The meal started with a subtly flavoured Mise en Bouche of celeriac soup with brown shrimp. Served in a tiny espresso cup, it was velvety smooth and creamy, the brown shrimp being a nice addition.
The starter of cold terrine made with various prime fish in their own jelly with asparagus was cooked perfectly. There was just the right amount of jelly to hold the fish, bringing together some fantastic flavours and it worked perfectly with the asparagus.
The main of stuffed quail with duck liver baked in a rich red wine jus was dark and earthy, this was French classical cooking at it’s best. The tiny quail was cleverly stuffed with moist duck liver and generously served with fondant potatoes, glazed carrots and mushrooms. It tasted sensational, a marvellously rich and satisfying dish.
The Millefeuille dessert, like the canapés, showcased the chef’s expertise in pastry making. Slicing through the delicate layers of puff pastry, it flaked perfectly and was crisp and light, a real first class dessert. The creme patisserie added the perfect level of sweetness and tartness.

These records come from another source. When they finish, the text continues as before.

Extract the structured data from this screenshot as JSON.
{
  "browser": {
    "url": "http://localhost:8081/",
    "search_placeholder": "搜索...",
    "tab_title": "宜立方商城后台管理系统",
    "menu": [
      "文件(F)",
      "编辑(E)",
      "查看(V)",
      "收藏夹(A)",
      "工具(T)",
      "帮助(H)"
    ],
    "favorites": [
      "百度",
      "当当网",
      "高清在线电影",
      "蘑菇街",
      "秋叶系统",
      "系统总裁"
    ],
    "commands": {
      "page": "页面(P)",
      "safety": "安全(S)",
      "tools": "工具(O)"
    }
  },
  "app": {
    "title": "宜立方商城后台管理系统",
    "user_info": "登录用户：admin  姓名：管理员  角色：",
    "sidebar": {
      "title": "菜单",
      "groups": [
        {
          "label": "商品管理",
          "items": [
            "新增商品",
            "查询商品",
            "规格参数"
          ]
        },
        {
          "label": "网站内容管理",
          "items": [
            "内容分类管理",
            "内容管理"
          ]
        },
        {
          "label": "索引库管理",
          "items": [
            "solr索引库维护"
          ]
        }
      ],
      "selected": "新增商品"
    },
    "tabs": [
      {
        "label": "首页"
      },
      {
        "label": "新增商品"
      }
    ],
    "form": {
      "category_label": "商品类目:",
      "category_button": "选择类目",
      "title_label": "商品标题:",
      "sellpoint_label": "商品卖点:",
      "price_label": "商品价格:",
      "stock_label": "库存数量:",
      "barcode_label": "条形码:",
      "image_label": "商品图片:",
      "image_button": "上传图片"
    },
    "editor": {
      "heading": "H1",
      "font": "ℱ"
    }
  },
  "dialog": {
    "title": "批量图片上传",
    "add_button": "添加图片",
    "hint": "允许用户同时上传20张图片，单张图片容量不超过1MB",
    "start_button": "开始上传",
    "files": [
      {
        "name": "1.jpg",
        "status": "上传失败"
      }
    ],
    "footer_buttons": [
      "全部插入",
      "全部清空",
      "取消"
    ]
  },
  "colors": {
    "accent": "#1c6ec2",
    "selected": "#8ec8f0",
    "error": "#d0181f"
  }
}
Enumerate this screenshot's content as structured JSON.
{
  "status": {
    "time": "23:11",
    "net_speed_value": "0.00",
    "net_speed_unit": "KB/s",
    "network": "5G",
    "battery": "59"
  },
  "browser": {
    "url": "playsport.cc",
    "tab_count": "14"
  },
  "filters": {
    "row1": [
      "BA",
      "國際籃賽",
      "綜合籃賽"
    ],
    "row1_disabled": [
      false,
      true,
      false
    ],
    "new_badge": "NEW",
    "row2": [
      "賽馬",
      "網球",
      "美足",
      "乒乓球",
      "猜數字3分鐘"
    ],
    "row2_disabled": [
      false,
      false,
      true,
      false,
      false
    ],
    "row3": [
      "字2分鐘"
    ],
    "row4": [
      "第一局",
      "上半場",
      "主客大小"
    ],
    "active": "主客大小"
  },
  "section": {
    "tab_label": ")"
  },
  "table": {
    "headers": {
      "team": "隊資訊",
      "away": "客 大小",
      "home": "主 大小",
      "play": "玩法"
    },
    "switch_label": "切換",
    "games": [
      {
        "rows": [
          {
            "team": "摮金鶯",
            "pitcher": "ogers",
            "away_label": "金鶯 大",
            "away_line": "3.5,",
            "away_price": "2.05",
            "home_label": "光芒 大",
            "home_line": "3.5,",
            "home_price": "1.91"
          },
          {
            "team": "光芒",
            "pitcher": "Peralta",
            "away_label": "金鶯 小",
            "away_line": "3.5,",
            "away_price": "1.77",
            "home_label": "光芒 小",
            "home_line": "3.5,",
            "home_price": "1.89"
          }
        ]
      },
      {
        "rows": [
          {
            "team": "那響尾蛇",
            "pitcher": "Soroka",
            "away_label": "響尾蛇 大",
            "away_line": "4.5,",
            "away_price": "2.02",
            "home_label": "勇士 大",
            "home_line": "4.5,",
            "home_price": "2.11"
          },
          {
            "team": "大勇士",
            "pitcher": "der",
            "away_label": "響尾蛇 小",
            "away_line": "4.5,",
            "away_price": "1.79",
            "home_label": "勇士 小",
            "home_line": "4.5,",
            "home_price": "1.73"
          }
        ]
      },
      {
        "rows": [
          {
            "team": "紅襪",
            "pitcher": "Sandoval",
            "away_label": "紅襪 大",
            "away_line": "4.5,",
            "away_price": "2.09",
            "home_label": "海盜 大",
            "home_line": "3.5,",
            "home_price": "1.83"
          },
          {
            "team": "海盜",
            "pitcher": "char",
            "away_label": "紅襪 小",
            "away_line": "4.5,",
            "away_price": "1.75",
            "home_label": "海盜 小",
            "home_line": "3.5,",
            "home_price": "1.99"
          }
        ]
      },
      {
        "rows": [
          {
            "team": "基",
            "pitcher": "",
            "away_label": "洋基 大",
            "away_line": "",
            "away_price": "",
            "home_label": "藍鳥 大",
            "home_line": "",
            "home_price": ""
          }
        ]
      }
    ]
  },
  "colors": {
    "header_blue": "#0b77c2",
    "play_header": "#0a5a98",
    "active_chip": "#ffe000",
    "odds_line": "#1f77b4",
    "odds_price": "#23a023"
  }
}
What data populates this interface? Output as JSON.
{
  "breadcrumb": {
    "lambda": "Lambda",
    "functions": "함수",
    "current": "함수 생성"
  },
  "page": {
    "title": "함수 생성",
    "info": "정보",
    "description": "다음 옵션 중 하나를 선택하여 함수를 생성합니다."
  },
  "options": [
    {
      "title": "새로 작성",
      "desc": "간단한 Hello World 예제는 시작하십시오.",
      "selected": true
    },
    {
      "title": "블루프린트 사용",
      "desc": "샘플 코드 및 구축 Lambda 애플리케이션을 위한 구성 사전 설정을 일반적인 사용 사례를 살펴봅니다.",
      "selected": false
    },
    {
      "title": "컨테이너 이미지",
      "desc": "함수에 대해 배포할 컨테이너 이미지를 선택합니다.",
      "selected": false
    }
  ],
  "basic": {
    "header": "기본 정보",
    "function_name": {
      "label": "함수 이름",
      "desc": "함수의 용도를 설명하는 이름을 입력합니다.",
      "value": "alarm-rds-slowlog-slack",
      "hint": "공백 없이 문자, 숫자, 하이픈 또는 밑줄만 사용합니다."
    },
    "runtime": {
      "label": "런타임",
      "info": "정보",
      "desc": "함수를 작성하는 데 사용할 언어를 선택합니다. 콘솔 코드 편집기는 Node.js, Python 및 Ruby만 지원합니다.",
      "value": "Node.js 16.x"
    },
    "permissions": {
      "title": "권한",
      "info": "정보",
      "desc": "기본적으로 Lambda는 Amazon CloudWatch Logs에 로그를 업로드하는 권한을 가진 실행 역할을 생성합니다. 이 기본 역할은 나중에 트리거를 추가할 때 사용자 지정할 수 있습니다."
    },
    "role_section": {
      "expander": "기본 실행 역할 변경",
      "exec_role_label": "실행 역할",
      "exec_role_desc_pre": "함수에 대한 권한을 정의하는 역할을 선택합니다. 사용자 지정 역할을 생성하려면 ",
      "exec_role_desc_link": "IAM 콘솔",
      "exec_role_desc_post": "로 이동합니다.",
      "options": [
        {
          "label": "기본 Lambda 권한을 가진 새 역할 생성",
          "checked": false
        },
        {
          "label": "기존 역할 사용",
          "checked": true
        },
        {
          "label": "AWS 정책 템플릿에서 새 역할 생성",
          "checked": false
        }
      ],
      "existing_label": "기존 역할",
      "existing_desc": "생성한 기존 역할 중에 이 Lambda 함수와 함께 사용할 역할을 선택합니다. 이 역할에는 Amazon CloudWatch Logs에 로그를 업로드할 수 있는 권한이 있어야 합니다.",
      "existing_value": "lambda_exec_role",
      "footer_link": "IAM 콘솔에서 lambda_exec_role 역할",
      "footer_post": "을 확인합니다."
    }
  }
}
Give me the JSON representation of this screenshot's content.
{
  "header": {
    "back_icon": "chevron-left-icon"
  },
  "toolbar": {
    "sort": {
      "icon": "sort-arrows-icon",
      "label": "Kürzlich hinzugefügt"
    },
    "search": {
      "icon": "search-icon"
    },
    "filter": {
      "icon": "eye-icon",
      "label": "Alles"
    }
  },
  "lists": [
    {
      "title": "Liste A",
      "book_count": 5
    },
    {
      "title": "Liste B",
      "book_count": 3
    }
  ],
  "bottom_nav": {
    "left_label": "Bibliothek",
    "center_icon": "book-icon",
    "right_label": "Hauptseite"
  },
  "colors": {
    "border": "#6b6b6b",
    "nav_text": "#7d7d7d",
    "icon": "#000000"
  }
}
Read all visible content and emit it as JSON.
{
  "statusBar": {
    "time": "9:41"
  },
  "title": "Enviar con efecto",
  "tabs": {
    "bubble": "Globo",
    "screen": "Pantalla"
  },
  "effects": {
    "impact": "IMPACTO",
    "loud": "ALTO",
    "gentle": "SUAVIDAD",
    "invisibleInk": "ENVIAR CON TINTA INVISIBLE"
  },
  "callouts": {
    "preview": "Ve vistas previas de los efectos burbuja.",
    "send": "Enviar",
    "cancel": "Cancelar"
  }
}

The wine brought by the guests to enjoy with dinner was set out on the nearby sideboard and Sylvia ensured the wine glasses were kept topped up throughout. I had asked wine merchant Pieter Rosenthal to match wine for the menu and he had recommended a Demi sec Vouvray. Slightly sweet with a crisp appley acidity, it worked well, powerful enough to stand up to the rich gamey flavours of the quail and duck liver without swamping the lightness of the dessert.
Clear plates and much praise from fellow diners was a sure signal that we had all enjoyed our meal and truly magnificent evening. It was rounded off with coffee and generous helpings of Jacques truffles and petit fours. Jacques and Sylvia were the perfect hosts. I was reminded of some of my trips to friends in France. In true French style, we chatted, lingered over our food, we relaxed. It had gone midnight, we had been eating for almost 5 hours and now the chef had joined us. There was still much to discuss, like how did he make that pastry?